*** DATASET EXCERPTS ***

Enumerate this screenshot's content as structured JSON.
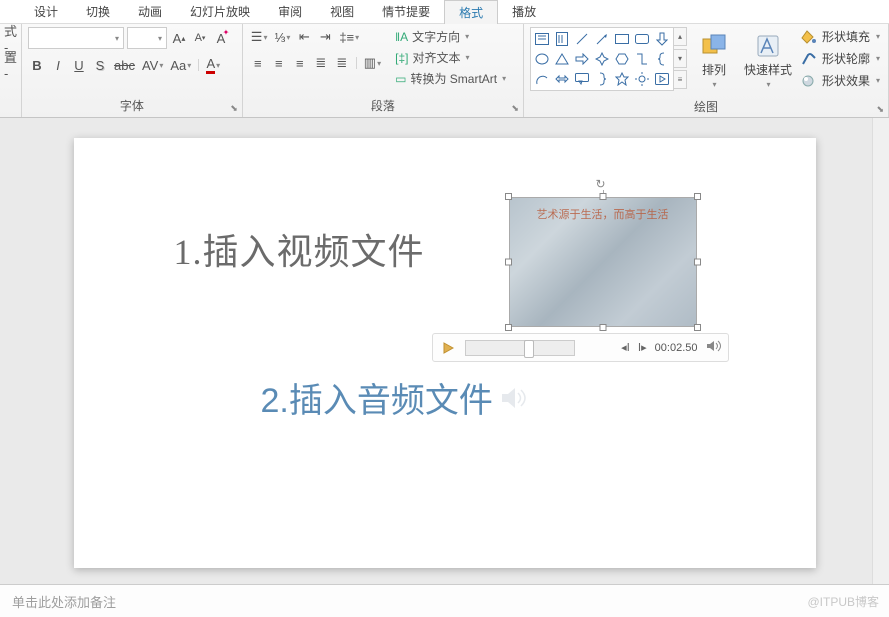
{
  "tabs": {
    "items": [
      "设计",
      "切换",
      "动画",
      "幻灯片放映",
      "审阅",
      "视图",
      "情节提要",
      "格式",
      "播放"
    ],
    "active_index": 7
  },
  "ribbon": {
    "left_group": {
      "line1": "式 -",
      "line2": "置 -"
    },
    "font": {
      "group_label": "字体",
      "bold": "B",
      "italic": "I",
      "underline": "U",
      "strike": "abc",
      "spacing": "AV",
      "case": "Aa",
      "clear": "A"
    },
    "paragraph": {
      "group_label": "段落",
      "text_direction": "文字方向",
      "align_text": "对齐文本",
      "convert_smartart": "转换为 SmartArt"
    },
    "drawing": {
      "group_label": "绘图",
      "arrange": "排列",
      "quick_styles": "快速样式",
      "shape_fill": "形状填充",
      "shape_outline": "形状轮廓",
      "shape_effects": "形状效果"
    }
  },
  "slide": {
    "title1": "1.插入视频文件",
    "title2": "2.插入音频文件",
    "video_caption": "艺术源于生活，而高于生活"
  },
  "media": {
    "time": "00:02.50"
  },
  "notes": {
    "placeholder": "单击此处添加备注"
  },
  "watermark": "@ITPUB博客"
}
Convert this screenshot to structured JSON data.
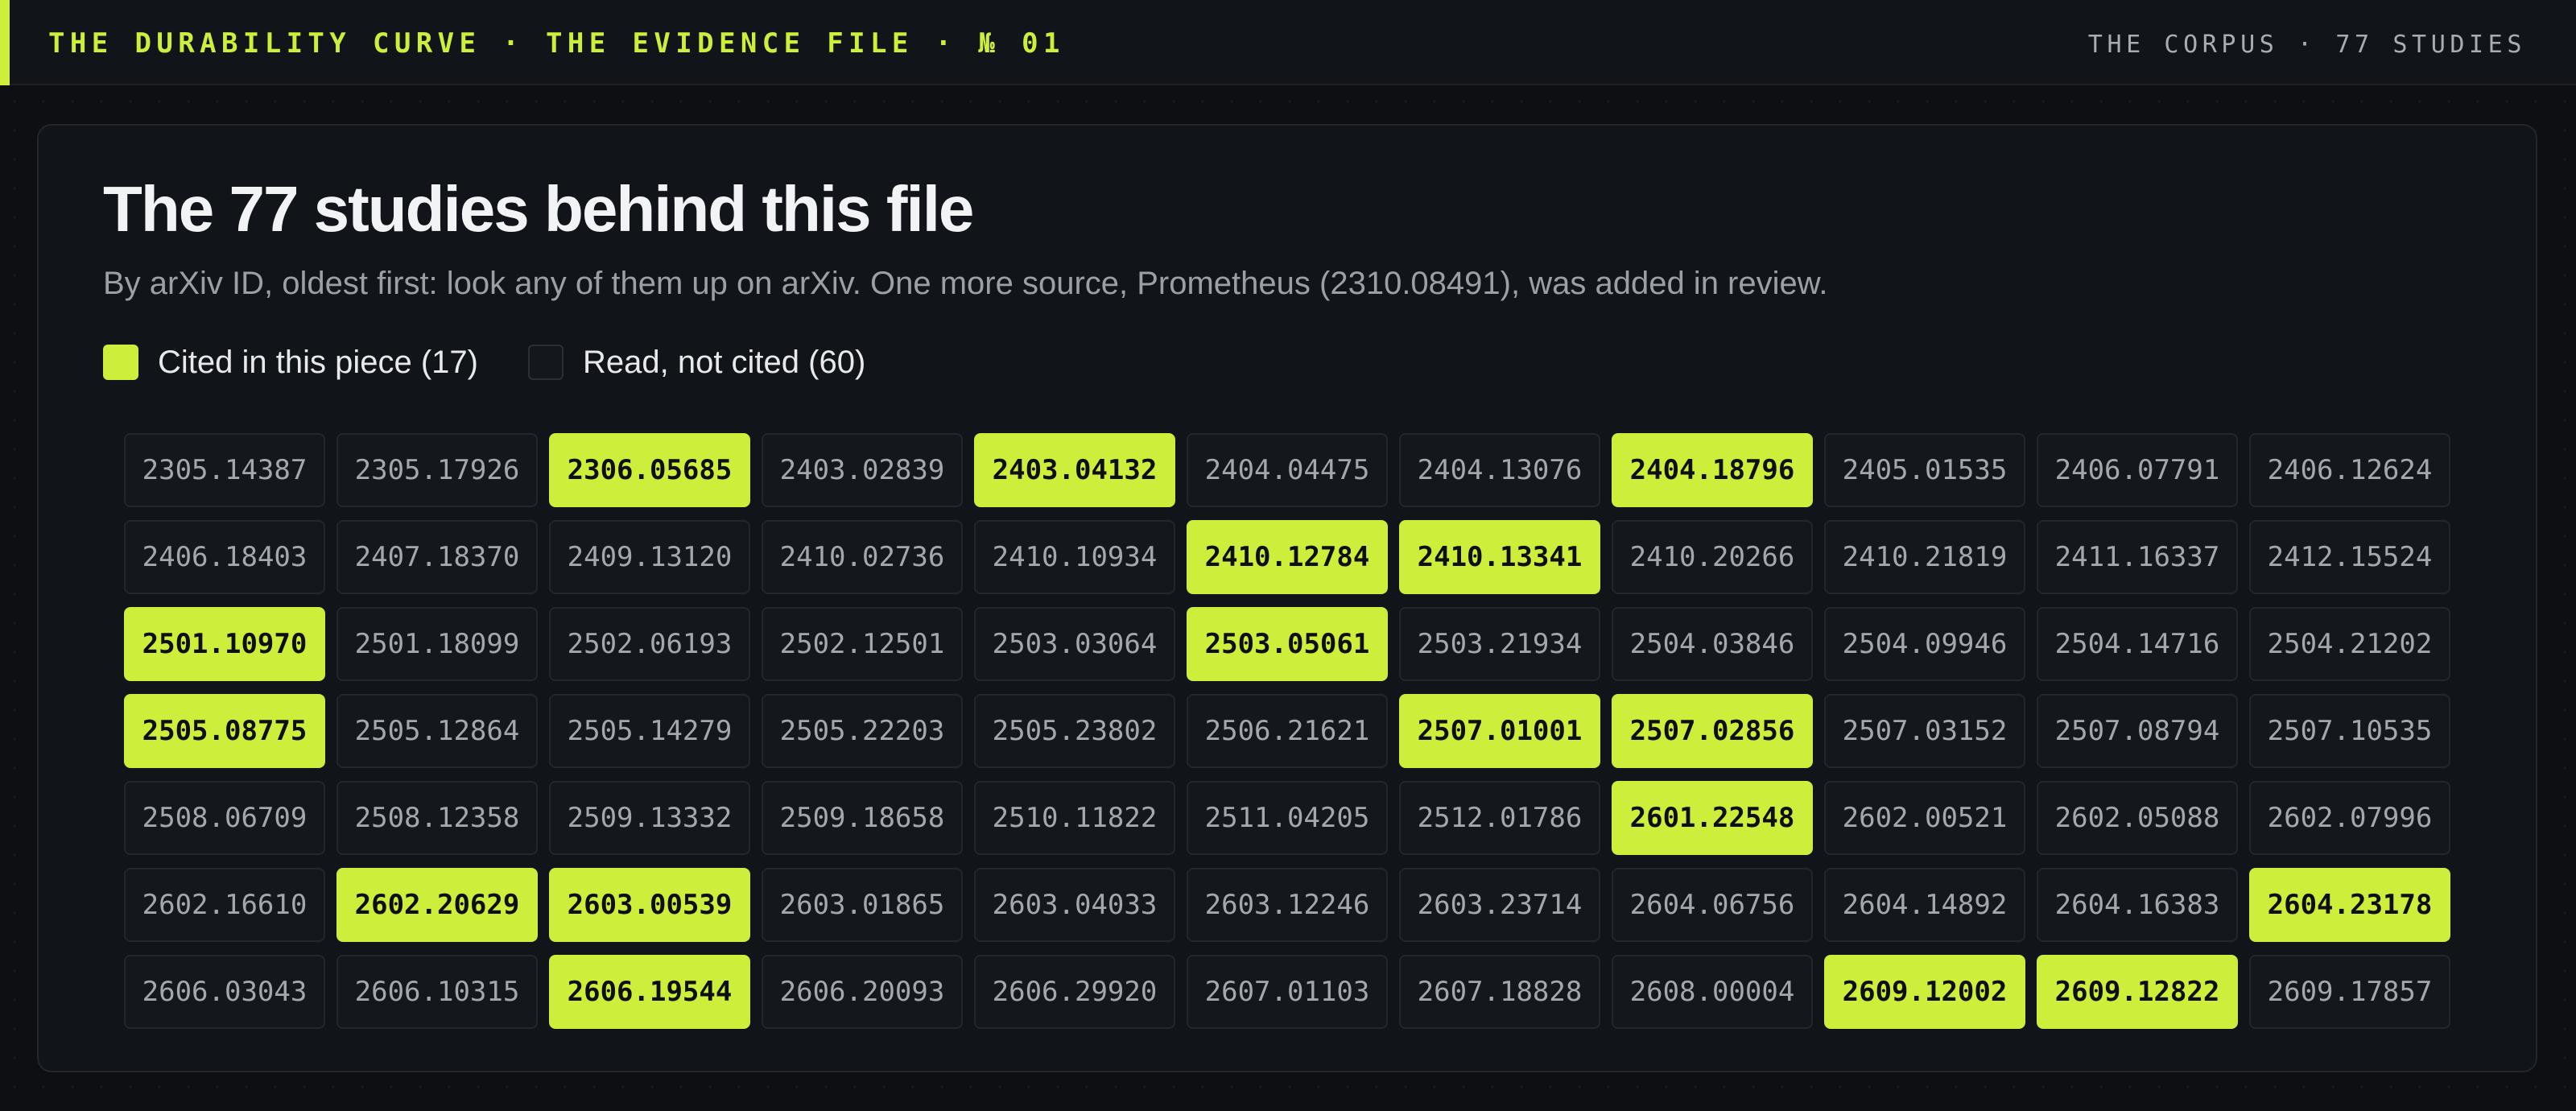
{
  "header": {
    "kicker": "THE DURABILITY CURVE · THE EVIDENCE FILE · № 01",
    "corpus_label": "THE CORPUS · 77 STUDIES"
  },
  "panel": {
    "title": "The 77 studies behind this file",
    "subtitle": "By arXiv ID, oldest first: look any of them up on arXiv. One more source, Prometheus (2310.08491), was added in review.",
    "legend": {
      "cited_label": "Cited in this piece (17)",
      "uncited_label": "Read, not cited (60)"
    }
  },
  "colors": {
    "accent": "#cdee3a",
    "background": "#0d0f12",
    "panel": "#111418",
    "cell": "#14171b"
  },
  "studies": [
    {
      "id": "2305.14387",
      "cited": false
    },
    {
      "id": "2305.17926",
      "cited": false
    },
    {
      "id": "2306.05685",
      "cited": true
    },
    {
      "id": "2403.02839",
      "cited": false
    },
    {
      "id": "2403.04132",
      "cited": true
    },
    {
      "id": "2404.04475",
      "cited": false
    },
    {
      "id": "2404.13076",
      "cited": false
    },
    {
      "id": "2404.18796",
      "cited": true
    },
    {
      "id": "2405.01535",
      "cited": false
    },
    {
      "id": "2406.07791",
      "cited": false
    },
    {
      "id": "2406.12624",
      "cited": false
    },
    {
      "id": "2406.18403",
      "cited": false
    },
    {
      "id": "2407.18370",
      "cited": false
    },
    {
      "id": "2409.13120",
      "cited": false
    },
    {
      "id": "2410.02736",
      "cited": false
    },
    {
      "id": "2410.10934",
      "cited": false
    },
    {
      "id": "2410.12784",
      "cited": true
    },
    {
      "id": "2410.13341",
      "cited": true
    },
    {
      "id": "2410.20266",
      "cited": false
    },
    {
      "id": "2410.21819",
      "cited": false
    },
    {
      "id": "2411.16337",
      "cited": false
    },
    {
      "id": "2412.15524",
      "cited": false
    },
    {
      "id": "2501.10970",
      "cited": true
    },
    {
      "id": "2501.18099",
      "cited": false
    },
    {
      "id": "2502.06193",
      "cited": false
    },
    {
      "id": "2502.12501",
      "cited": false
    },
    {
      "id": "2503.03064",
      "cited": false
    },
    {
      "id": "2503.05061",
      "cited": true
    },
    {
      "id": "2503.21934",
      "cited": false
    },
    {
      "id": "2504.03846",
      "cited": false
    },
    {
      "id": "2504.09946",
      "cited": false
    },
    {
      "id": "2504.14716",
      "cited": false
    },
    {
      "id": "2504.21202",
      "cited": false
    },
    {
      "id": "2505.08775",
      "cited": true
    },
    {
      "id": "2505.12864",
      "cited": false
    },
    {
      "id": "2505.14279",
      "cited": false
    },
    {
      "id": "2505.22203",
      "cited": false
    },
    {
      "id": "2505.23802",
      "cited": false
    },
    {
      "id": "2506.21621",
      "cited": false
    },
    {
      "id": "2507.01001",
      "cited": true
    },
    {
      "id": "2507.02856",
      "cited": true
    },
    {
      "id": "2507.03152",
      "cited": false
    },
    {
      "id": "2507.08794",
      "cited": false
    },
    {
      "id": "2507.10535",
      "cited": false
    },
    {
      "id": "2508.06709",
      "cited": false
    },
    {
      "id": "2508.12358",
      "cited": false
    },
    {
      "id": "2509.13332",
      "cited": false
    },
    {
      "id": "2509.18658",
      "cited": false
    },
    {
      "id": "2510.11822",
      "cited": false
    },
    {
      "id": "2511.04205",
      "cited": false
    },
    {
      "id": "2512.01786",
      "cited": false
    },
    {
      "id": "2601.22548",
      "cited": true
    },
    {
      "id": "2602.00521",
      "cited": false
    },
    {
      "id": "2602.05088",
      "cited": false
    },
    {
      "id": "2602.07996",
      "cited": false
    },
    {
      "id": "2602.16610",
      "cited": false
    },
    {
      "id": "2602.20629",
      "cited": true
    },
    {
      "id": "2603.00539",
      "cited": true
    },
    {
      "id": "2603.01865",
      "cited": false
    },
    {
      "id": "2603.04033",
      "cited": false
    },
    {
      "id": "2603.12246",
      "cited": false
    },
    {
      "id": "2603.23714",
      "cited": false
    },
    {
      "id": "2604.06756",
      "cited": false
    },
    {
      "id": "2604.14892",
      "cited": false
    },
    {
      "id": "2604.16383",
      "cited": false
    },
    {
      "id": "2604.23178",
      "cited": true
    },
    {
      "id": "2606.03043",
      "cited": false
    },
    {
      "id": "2606.10315",
      "cited": false
    },
    {
      "id": "2606.19544",
      "cited": true
    },
    {
      "id": "2606.20093",
      "cited": false
    },
    {
      "id": "2606.29920",
      "cited": false
    },
    {
      "id": "2607.01103",
      "cited": false
    },
    {
      "id": "2607.18828",
      "cited": false
    },
    {
      "id": "2608.00004",
      "cited": false
    },
    {
      "id": "2609.12002",
      "cited": true
    },
    {
      "id": "2609.12822",
      "cited": true
    },
    {
      "id": "2609.17857",
      "cited": false
    }
  ]
}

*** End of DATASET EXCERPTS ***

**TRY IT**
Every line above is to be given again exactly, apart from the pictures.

**EXERCISE OUTPUT**
Enumerate this screenshot's content as structured JSON.
{
  "tabs": {
    "items": [
      "设计",
      "切换",
      "动画",
      "幻灯片放映",
      "审阅",
      "视图",
      "情节提要",
      "格式",
      "播放"
    ],
    "active_index": 7
  },
  "ribbon": {
    "left_group": {
      "line1": "式 -",
      "line2": "置 -"
    },
    "font": {
      "group_label": "字体",
      "bold": "B",
      "italic": "I",
      "underline": "U",
      "strike": "abc",
      "spacing": "AV",
      "case": "Aa",
      "clear": "A"
    },
    "paragraph": {
      "group_label": "段落",
      "text_direction": "文字方向",
      "align_text": "对齐文本",
      "convert_smartart": "转换为 SmartArt"
    },
    "drawing": {
      "group_label": "绘图",
      "arrange": "排列",
      "quick_styles": "快速样式",
      "shape_fill": "形状填充",
      "shape_outline": "形状轮廓",
      "shape_effects": "形状效果"
    }
  },
  "slide": {
    "title1": "1.插入视频文件",
    "title2": "2.插入音频文件",
    "video_caption": "艺术源于生活，而高于生活"
  },
  "media": {
    "time": "00:02.50"
  },
  "notes": {
    "placeholder": "单击此处添加备注"
  },
  "watermark": "@ITPUB博客"
}
Convert this screenshot to structured JSON data.
{
  "header": {
    "kicker": "THE DURABILITY CURVE · THE EVIDENCE FILE · № 01",
    "corpus_label": "THE CORPUS · 77 STUDIES"
  },
  "panel": {
    "title": "The 77 studies behind this file",
    "subtitle": "By arXiv ID, oldest first: look any of them up on arXiv. One more source, Prometheus (2310.08491), was added in review.",
    "legend": {
      "cited_label": "Cited in this piece (17)",
      "uncited_label": "Read, not cited (60)"
    }
  },
  "colors": {
    "accent": "#cdee3a",
    "background": "#0d0f12",
    "panel": "#111418",
    "cell": "#14171b"
  },
  "studies": [
    {
      "id": "2305.14387",
      "cited": false
    },
    {
      "id": "2305.17926",
      "cited": false
    },
    {
      "id": "2306.05685",
      "cited": true
    },
    {
      "id": "2403.02839",
      "cited": false
    },
    {
      "id": "2403.04132",
      "cited": true
    },
    {
      "id": "2404.04475",
      "cited": false
    },
    {
      "id": "2404.13076",
      "cited": false
    },
    {
      "id": "2404.18796",
      "cited": true
    },
    {
      "id": "2405.01535",
      "cited": false
    },
    {
      "id": "2406.07791",
      "cited": false
    },
    {
      "id": "2406.12624",
      "cited": false
    },
    {
      "id": "2406.18403",
      "cited": false
    },
    {
      "id": "2407.18370",
      "cited": false
    },
    {
      "id": "2409.13120",
      "cited": false
    },
    {
      "id": "2410.02736",
      "cited": false
    },
    {
      "id": "2410.10934",
      "cited": false
    },
    {
      "id": "2410.12784",
      "cited": true
    },
    {
      "id": "2410.13341",
      "cited": true
    },
    {
      "id": "2410.20266",
      "cited": false
    },
    {
      "id": "2410.21819",
      "cited": false
    },
    {
      "id": "2411.16337",
      "cited": false
    },
    {
      "id": "2412.15524",
      "cited": false
    },
    {
      "id": "2501.10970",
      "cited": true
    },
    {
      "id": "2501.18099",
      "cited": false
    },
    {
      "id": "2502.06193",
      "cited": false
    },
    {
      "id": "2502.12501",
      "cited": false
    },
    {
      "id": "2503.03064",
      "cited": false
    },
    {
      "id": "2503.05061",
      "cited": true
    },
    {
      "id": "2503.21934",
      "cited": false
    },
    {
      "id": "2504.03846",
      "cited": false
    },
    {
      "id": "2504.09946",
      "cited": false
    },
    {
      "id": "2504.14716",
      "cited": false
    },
    {
      "id": "2504.21202",
      "cited": false
    },
    {
      "id": "2505.08775",
      "cited": true
    },
    {
      "id": "2505.12864",
      "cited": false
    },
    {
      "id": "2505.14279",
      "cited": false
    },
    {
      "id": "2505.22203",
      "cited": false
    },
    {
      "id": "2505.23802",
      "cited": false
    },
    {
      "id": "2506.21621",
      "cited": false
    },
    {
      "id": "2507.01001",
      "cited": true
    },
    {
      "id": "2507.02856",
      "cited": true
    },
    {
      "id": "2507.03152",
      "cited": false
    },
    {
      "id": "2507.08794",
      "cited": false
    },
    {
      "id": "2507.10535",
      "cited": false
    },
    {
      "id": "2508.06709",
      "cited": false
    },
    {
      "id": "2508.12358",
      "cited": false
    },
    {
      "id": "2509.13332",
      "cited": false
    },
    {
      "id": "2509.18658",
      "cited": false
    },
    {
      "id": "2510.11822",
      "cited": false
    },
    {
      "id": "2511.04205",
      "cited": false
    },
    {
      "id": "2512.01786",
      "cited": false
    },
    {
      "id": "2601.22548",
      "cited": true
    },
    {
      "id": "2602.00521",
      "cited": false
    },
    {
      "id": "2602.05088",
      "cited": false
    },
    {
      "id": "2602.07996",
      "cited": false
    },
    {
      "id": "2602.16610",
      "cited": false
    },
    {
      "id": "2602.20629",
      "cited": true
    },
    {
      "id": "2603.00539",
      "cited": true
    },
    {
      "id": "2603.01865",
      "cited": false
    },
    {
      "id": "2603.04033",
      "cited": false
    },
    {
      "id": "2603.12246",
      "cited": false
    },
    {
      "id": "2603.23714",
      "cited": false
    },
    {
      "id": "2604.06756",
      "cited": false
    },
    {
      "id": "2604.14892",
      "cited": false
    },
    {
      "id": "2604.16383",
      "cited": false
    },
    {
      "id": "2604.23178",
      "cited": true
    },
    {
      "id": "2606.03043",
      "cited": false
    },
    {
      "id": "2606.10315",
      "cited": false
    },
    {
      "id": "2606.19544",
      "cited": true
    },
    {
      "id": "2606.20093",
      "cited": false
    },
    {
      "id": "2606.29920",
      "cited": false
    },
    {
      "id": "2607.01103",
      "cited": false
    },
    {
      "id": "2607.18828",
      "cited": false
    },
    {
      "id": "2608.00004",
      "cited": false
    },
    {
      "id": "2609.12002",
      "cited": true
    },
    {
      "id": "2609.12822",
      "cited": true
    },
    {
      "id": "2609.17857",
      "cited": false
    }
  ]
}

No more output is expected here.